"Most importantly I want to thank all those who have taken the time to come along to any of the Dublin BSBI outings; I hope you had a fabulous time! Anyone interested in coming to one of our future events, please email to be added to our list".

Thanks Cliona - now that you have two botany meetings under your belt as leader, there will be no stopping you!

Friday 7 September 2018

Hunting urban plants in Strathpeffer

Recording urban wall plants
Image: M. Dean
You'll be well aware that BSBI botanists have been out recording this year in the run-up to Atlas 2020 but did you know that our members also contribute plant records to other projects? There's the National Plant Monitoring Scheme of course, in which BSBI is a partner. You can find out more about what NPMS surveyors have been recording this year in the latest NPMS newsletter which has just been published. 

But maybe you weren't aware that BSBI members in Scotland have also been contributing to projects run by the Botanical Society of Scotland (BSS), such as the Urban Flora of Scotland project.

Lancashire-based botanist Mary Dean has been in touch to tell me about the field meeting  in late June which she co-led with Brian Ballinger, County Recorder for Easter Ross.
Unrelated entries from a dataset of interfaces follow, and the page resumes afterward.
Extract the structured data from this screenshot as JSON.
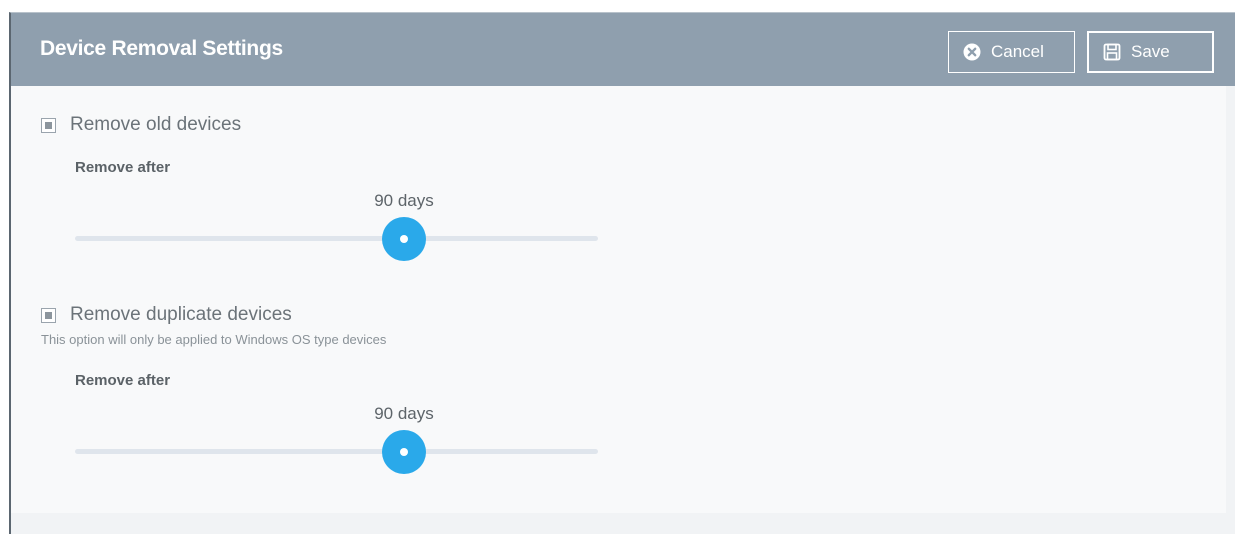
{
  "header": {
    "title": "Device Removal Settings",
    "cancel_label": "Cancel",
    "save_label": "Save"
  },
  "sections": [
    {
      "checkbox_label": "Remove old devices",
      "checked": true,
      "hint": "",
      "sub_label": "Remove after",
      "slider_value_text": "90 days",
      "slider_fraction": 0.63
    },
    {
      "checkbox_label": "Remove duplicate devices",
      "checked": true,
      "hint": "This option will only be applied to Windows OS type devices",
      "sub_label": "Remove after",
      "slider_value_text": "90 days",
      "slider_fraction": 0.63
    }
  ],
  "colors": {
    "header_bg": "#8f9fae",
    "accent": "#2aa9ea",
    "track": "#dfe5ec"
  },
  "icons": {
    "cancel": "close-circle-icon",
    "save": "floppy-disk-icon"
  }
}
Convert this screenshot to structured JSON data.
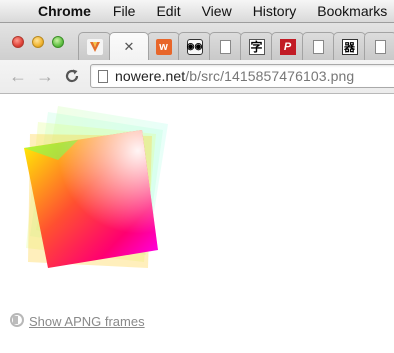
{
  "menubar": {
    "app": "Chrome",
    "items": [
      "File",
      "Edit",
      "View",
      "History",
      "Bookmarks"
    ]
  },
  "tabs": {
    "favicons": [
      "orange-app-icon",
      "close-tab",
      "w-icon",
      "robot-icon",
      "document-icon",
      "kanji-icon",
      "red-p-icon",
      "document-icon",
      "grid-icon",
      "document-icon"
    ],
    "glyphs": {
      "w": "w",
      "robot": "◉◉",
      "kanji": "字",
      "red_p": "P",
      "grid": "器",
      "close": "✕"
    }
  },
  "toolbar": {
    "back": "←",
    "forward": "→",
    "reload": "C",
    "url_host": "nowere.net",
    "url_path": "/b/src/1415857476103.png"
  },
  "content": {
    "image_description_color_stops": [
      "#ffff00",
      "#ff0000",
      "#ff00ff",
      "#ffffff"
    ],
    "link_text": "Show APNG frames"
  }
}
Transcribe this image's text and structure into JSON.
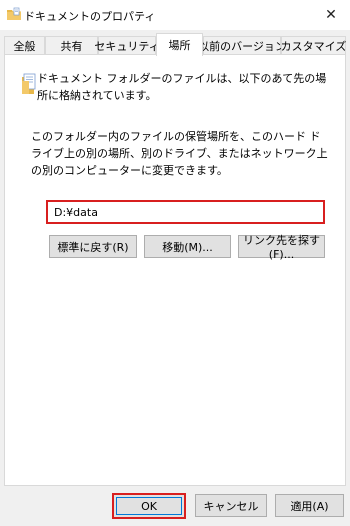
{
  "window": {
    "title": "ドキュメントのプロパティ",
    "close_glyph": "✕"
  },
  "tabs": [
    {
      "label": "全般"
    },
    {
      "label": "共有"
    },
    {
      "label": "セキュリティ"
    },
    {
      "label": "場所",
      "active": true
    },
    {
      "label": "以前のバージョン"
    },
    {
      "label": "カスタマイズ"
    }
  ],
  "location": {
    "description": "ドキュメント フォルダーのファイルは、以下のあて先の場所に格納されています。",
    "instruction": "このフォルダー内のファイルの保管場所を、このハード ドライブ上の別の場所、別のドライブ、またはネットワーク上の別のコンピューターに変更できます。",
    "path_value": "D:¥data",
    "restore_default_label": "標準に戻す(R)",
    "move_label": "移動(M)...",
    "find_target_label": "リンク先を探す(F)..."
  },
  "footer": {
    "ok_label": "OK",
    "cancel_label": "キャンセル",
    "apply_label": "適用(A)"
  },
  "colors": {
    "highlight": "#d81f1f",
    "folder": "#e8b84a",
    "focus": "#0078d7"
  },
  "icons": {
    "title": "folder-document-icon",
    "panel": "folder-icon",
    "close": "close-icon"
  }
}
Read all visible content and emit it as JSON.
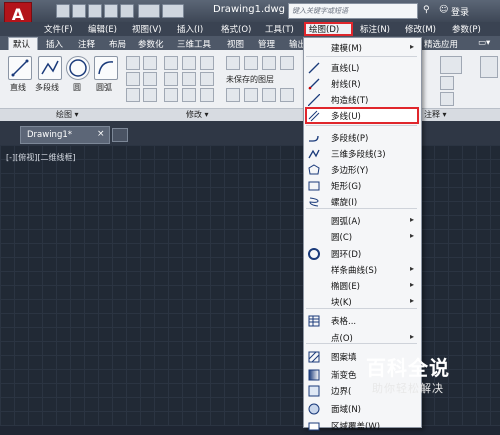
{
  "app": {
    "doc_title": "Drawing1.dwg",
    "search_placeholder": "键入关键字或短语",
    "login": "登录",
    "logo": "A"
  },
  "menubar": {
    "items": [
      "文件(F)",
      "编辑(E)",
      "视图(V)",
      "插入(I)",
      "格式(O)",
      "工具(T)",
      "绘图(D)",
      "标注(N)",
      "修改(M)",
      "参数(P)"
    ]
  },
  "ribbon": {
    "tabs": [
      "默认",
      "插入",
      "注释",
      "布局",
      "参数化",
      "三维工具",
      "视图",
      "管理",
      "输出"
    ],
    "extra_tab": "精选应用",
    "draw_tools": [
      "直线",
      "多段线",
      "圆",
      "圆弧"
    ],
    "unsaved_layer": "未保存的图层",
    "panel_draw": "绘图 ▾",
    "panel_modify": "修改 ▾",
    "panel_annotate": "注释 ▾"
  },
  "document": {
    "tab": "Drawing1*",
    "viewport_label": "[-][俯视][二维线框]"
  },
  "dropdown": {
    "items": [
      {
        "label": "建模(M)",
        "submenu": true,
        "icon": ""
      },
      {
        "label": "直线(L)",
        "submenu": false,
        "icon": "line-icon"
      },
      {
        "label": "射线(R)",
        "submenu": false,
        "icon": "ray-icon"
      },
      {
        "label": "构造线(T)",
        "submenu": false,
        "icon": "xline-icon"
      },
      {
        "label": "多线(U)",
        "submenu": false,
        "icon": "mline-icon"
      },
      {
        "label": "多段线(P)",
        "submenu": false,
        "icon": "pline-icon"
      },
      {
        "label": "三维多段线(3)",
        "submenu": false,
        "icon": "3dpoly-icon"
      },
      {
        "label": "多边形(Y)",
        "submenu": false,
        "icon": "polygon-icon"
      },
      {
        "label": "矩形(G)",
        "submenu": false,
        "icon": "rectangle-icon"
      },
      {
        "label": "螺旋(I)",
        "submenu": false,
        "icon": "helix-icon"
      },
      {
        "label": "圆弧(A)",
        "submenu": true,
        "icon": ""
      },
      {
        "label": "圆(C)",
        "submenu": true,
        "icon": ""
      },
      {
        "label": "圆环(D)",
        "submenu": false,
        "icon": "donut-icon"
      },
      {
        "label": "样条曲线(S)",
        "submenu": true,
        "icon": ""
      },
      {
        "label": "椭圆(E)",
        "submenu": true,
        "icon": ""
      },
      {
        "label": "块(K)",
        "submenu": true,
        "icon": ""
      },
      {
        "label": "表格...",
        "submenu": false,
        "icon": "table-icon"
      },
      {
        "label": "点(O)",
        "submenu": true,
        "icon": ""
      },
      {
        "label": "图案填",
        "submenu": false,
        "icon": "hatch-icon"
      },
      {
        "label": "渐变色",
        "submenu": false,
        "icon": "gradient-icon"
      },
      {
        "label": "边界(",
        "submenu": false,
        "icon": "boundary-icon"
      },
      {
        "label": "面域(N)",
        "submenu": false,
        "icon": "region-icon"
      },
      {
        "label": "区域覆盖(W)",
        "submenu": false,
        "icon": "wipeout-icon"
      }
    ],
    "highlighted": "多线(U)"
  },
  "watermark": {
    "title": "百科全说",
    "subtitle": "助你轻松解决"
  },
  "colors": {
    "accent_red": "#e0262c",
    "canvas": "#212935"
  }
}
The meeting was a joint BSBI/ BSS meeting and it was held in Strathpeffer, an attractive and popular small spa town. As well as recording for Atlas 2020, the plan was to record for the Urban Flora Project. 

Recording in a dried-up lochan
Image: M. Dean
So they ventured into the lochs and woodland outside the town to try and update records for Corallorhiza trifida (Coralroot Orchid) and Pyrola and Orthilia species (Wintergreens). They also hunted in the town itself for urban species that had been recorded in the past, such as Thalictrum minus (Lesser Meadow-rue), Dactylorhiza maculata (Heath Spotted-orchid) and various neophytes.

The final species list hasn't been published yet but highlights will appear in the next BSBI Yearbook (which is sent out to all BSBI members) and in Brian's annual report on the Easter Ross webpage, alongside useful local resources such as a Rare Plant Register, a list of plants on walls in Easter Ross, a list of local epiphytes, a Graveyard Flora of the county and a Flora of Far North Railway Stations.